If you programmed a computer to generate a speech laden with cliches; solemnly vowing to achieve the unobjectionable; and all but devoid of substance, it would have come up with something approximating Boehner's remarks.
A new House speaker's remarks upon taking the gavel may be the ultimate in little-noted nor long-remembered speeches. Certainly, Boehner isn't the first incoming speaker to peddle platitudes; these speeches are the appropriate moment for airy promises of bipartisanship. Humility never hurts. So perhaps saying almost nothing -- and nothing that can come back to haunt you -- is smart politics.
Perhaps, but I was underwhelmed.
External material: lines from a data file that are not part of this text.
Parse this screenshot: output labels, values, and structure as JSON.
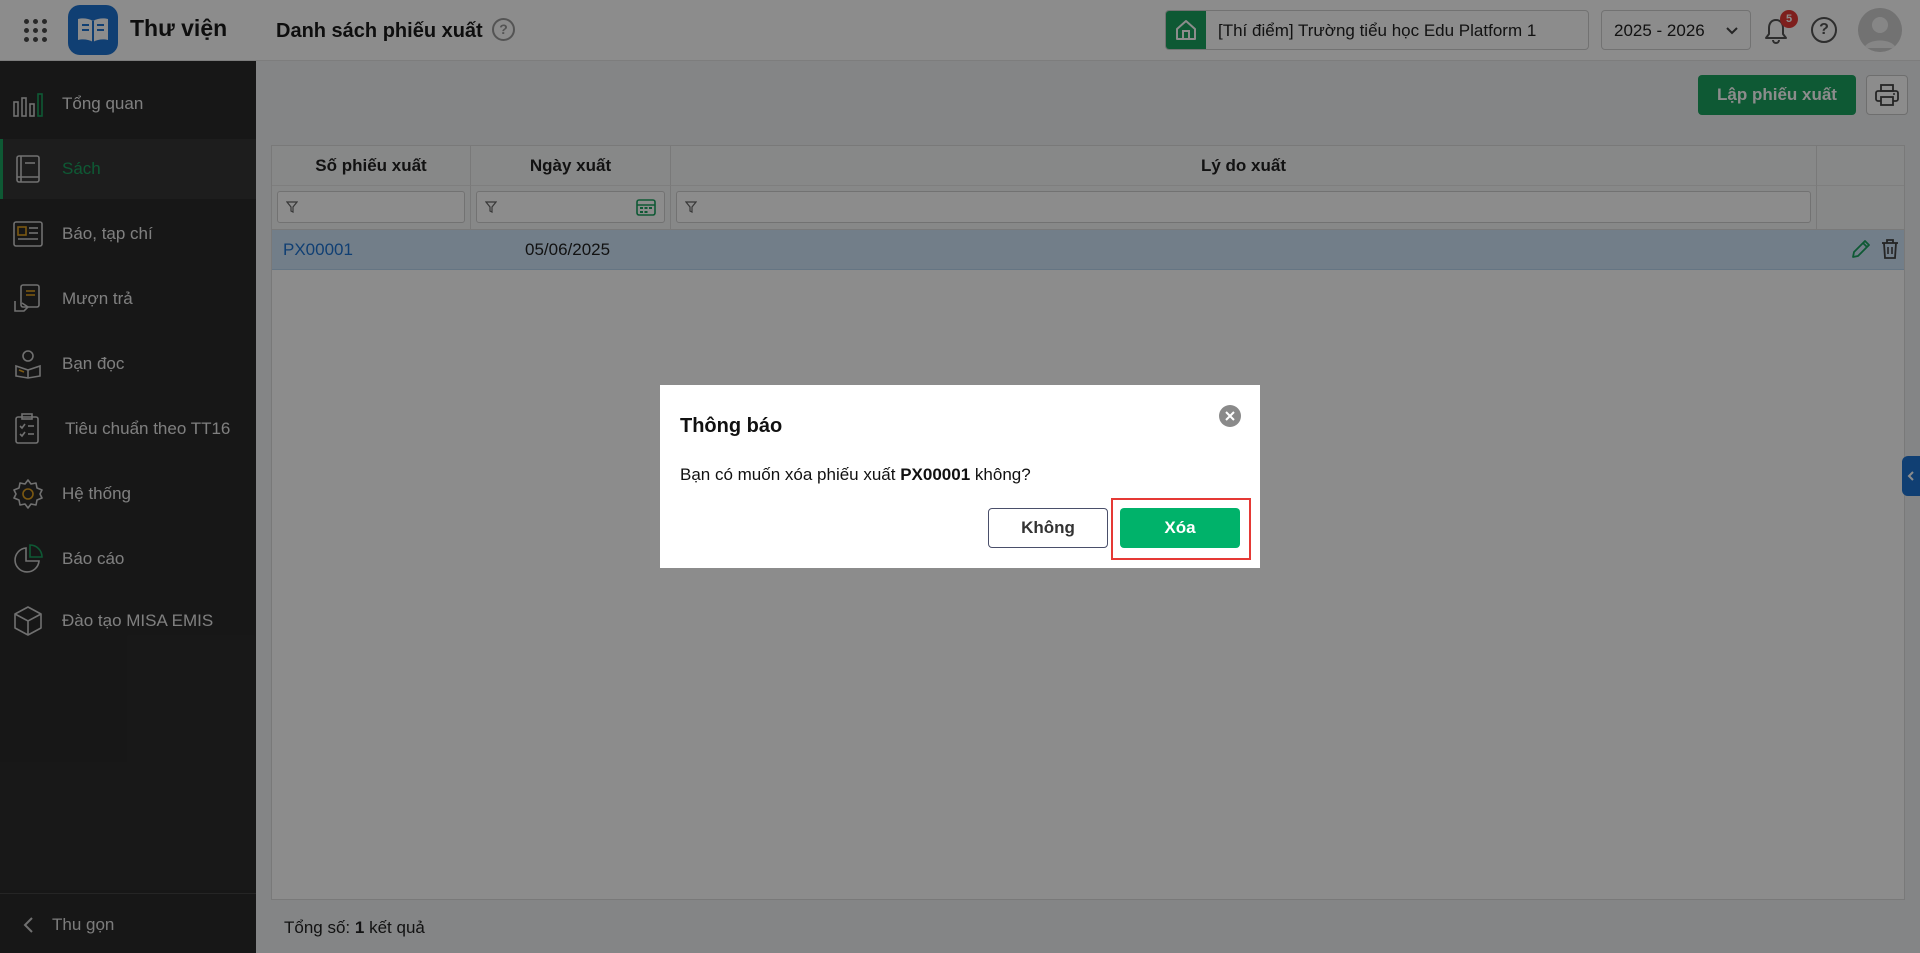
{
  "header": {
    "app_name": "Thư viện",
    "page_title": "Danh sách phiếu xuất",
    "help_title_glyph": "?",
    "school": "[Thí điểm] Trường tiểu học Edu Platform 1",
    "school_year": "2025 - 2026",
    "notification_count": "5",
    "help_glyph": "?"
  },
  "sidebar": {
    "items": [
      {
        "label": "Tổng quan",
        "icon": "chart-bars-icon"
      },
      {
        "label": "Sách",
        "icon": "book-icon"
      },
      {
        "label": "Báo, tạp chí",
        "icon": "newspaper-icon"
      },
      {
        "label": "Mượn trả",
        "icon": "borrow-icon"
      },
      {
        "label": "Bạn đọc",
        "icon": "reader-icon"
      },
      {
        "label": "Tiêu chuẩn theo TT16",
        "icon": "checklist-icon"
      },
      {
        "label": "Hệ thống",
        "icon": "gear-icon"
      },
      {
        "label": "Báo cáo",
        "icon": "pie-chart-icon"
      },
      {
        "label": "Đào tạo MISA EMIS",
        "icon": "cube-icon"
      }
    ],
    "active_index": 1,
    "collapse_label": "Thu gọn"
  },
  "toolbar": {
    "create_label": "Lập phiếu xuất"
  },
  "grid": {
    "columns": [
      "Số phiếu xuất",
      "Ngày xuất",
      "Lý do xuất"
    ],
    "rows": [
      {
        "number": "PX00001",
        "date": "05/06/2025",
        "reason": ""
      }
    ]
  },
  "footer": {
    "total_label": "Tổng số:",
    "total_count": "1",
    "total_suffix": "kết quả"
  },
  "dialog": {
    "title": "Thông báo",
    "message_prefix": "Bạn có muốn xóa phiếu xuất",
    "message_code": "PX00001",
    "message_suffix": "không?",
    "no_label": "Không",
    "delete_label": "Xóa"
  },
  "colors": {
    "accent_green": "#1aa260",
    "delete_green": "#00b26a",
    "link_blue": "#1e73d2",
    "selected_row": "#cfe6fa",
    "sidebar_bg": "#2b2b2b",
    "highlight_red": "#e53935"
  }
}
I'd probably disagree with much of Boehner's agenda, but I would have preferred at least to have him share it. Listen to the Gingrich 1995 speech (http://bit.ly/hLJmbZ) and you hear his restless intelligence and visionary conservatism. Listen to Pelosi's from 2007 (http://bit.ly/hbwiO9), and you know the substance of what she wants to get done. Listen to Boehner's (http://bit.ly/gtpBpX), and you hear a lot about changing House rules: three days to read bills, smaller committees, a new openness to letting the minority offer amendments during floor debate.
Watch that last one, by the way. New majorities have a tendency to promise to treat the minority better than they themselves were treated -- only to renege on that vow when it turns out, inevitably, to be inconvenient. Democrats failed to live up to their pledges of fairness to the minority after they retook power. I don't doubt that Boehner is sincere in intending to perform differently, but I also won't be surprised if the new House bosses turn out to be just as unfair as the old ones.
Since the closest Boehner edged to substance in Wednesday's speech involved House rules, let's focus on one specific change he mentioned. "Old rules that have made it easy to increase spending," the new speaker said, "will be replaced by new reforms that make it easier to cut spending."
Not exactly. The previous pay-as-you-go rule required lawmakers to find a spending cut or new revenue to finance any cut in taxes or increase in mandatory spending. (Such as, for example, the Medicare prescription drug bill that the previous Republican majority passed without paying for.)
The new, Republican pay-go rule only requires that spending increases be paid for -- and then only with a spending cut. Tax cuts can whiz through the new House. In short, the Republican version of pay-go makes deficit spending much easier than it was before.
"Hard work and tough decisions will be required of the 112th Congress," Boehner said. Yes, and removing a speed bump in the way of higher deficits isn't a promising way to begin.